Benefits and limitations of the Pap test

Benefits of the Pap test 

Worldwide, cervical cancer is the fourth most common cancer in women. This is because women in developing countries don't have access to Pap tests like we do in Australia.

In Australia, around 150 women die each year from cervical cancer. The vast majority of these women have not had regular Pap tests.

In contrast, regular Pap tests save 1,200 Australian women from developing the disease every year.

Regular Pap tests can prevent nine out of 10 cervical cancers, and remain the best way for women to protect themselves against the disease.

Having a Pap test every two years could save your life.

Limitations of the Pap test

No screening test is 100% accurate, however the Pap test has been shown to be an effective tool for preventing cervical cancer.

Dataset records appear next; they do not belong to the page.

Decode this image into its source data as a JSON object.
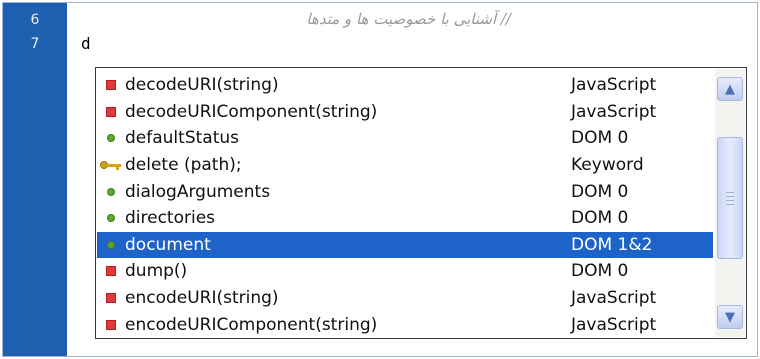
{
  "gutter": {
    "line_numbers": [
      "6",
      "7"
    ]
  },
  "editor": {
    "lines": [
      {
        "number": "6",
        "text": "// آشنایی با خصوصیت ها و متدها"
      },
      {
        "number": "7",
        "text": "d"
      }
    ]
  },
  "autocomplete": {
    "items": [
      {
        "name": "decodeURI(string)",
        "type": "JavaScript",
        "icon": "method-icon",
        "selected": false
      },
      {
        "name": "decodeURIComponent(string)",
        "type": "JavaScript",
        "icon": "method-icon",
        "selected": false
      },
      {
        "name": "defaultStatus",
        "type": "DOM 0",
        "icon": "property-icon",
        "selected": false
      },
      {
        "name": "delete (path);",
        "type": "Keyword",
        "icon": "keyword-icon",
        "selected": false
      },
      {
        "name": "dialogArguments",
        "type": "DOM 0",
        "icon": "property-icon",
        "selected": false
      },
      {
        "name": "directories",
        "type": "DOM 0",
        "icon": "property-icon",
        "selected": false
      },
      {
        "name": "document",
        "type": "DOM 1&2",
        "icon": "property-icon",
        "selected": true
      },
      {
        "name": "dump()",
        "type": "DOM 0",
        "icon": "method-icon",
        "selected": false
      },
      {
        "name": "encodeURI(string)",
        "type": "JavaScript",
        "icon": "method-icon",
        "selected": false
      },
      {
        "name": "encodeURIComponent(string)",
        "type": "JavaScript",
        "icon": "method-icon",
        "selected": false
      }
    ]
  },
  "colors": {
    "gutter": "#1f5fb0",
    "selection": "#1e64c8",
    "method_icon": "#e03a3a",
    "property_icon": "#5aa832",
    "keyword_icon": "#d6a21c"
  }
}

Pap tests may not always detect cell changes. This may be because:

  • The sample does not contain abnormal cells which may be present on the cervix.
  • Some samples are hard to interpret. For example, blood or mucus may make it hard to see the cells.
  • Occasionally, abnormal cells are missed under the microscope.
  • Sometimes abnormal cells occur in cells high up in the cervix or deep in the glands of the cervix (adenocarcinoma). It is not always possible to get samples from these areas.

However, most cases of cervical cancer take up to 10 years to develop, so having a Pap test regularly means changes missed on one test are usually found on the next, well before they become a problem. 

Cancer Council Helpline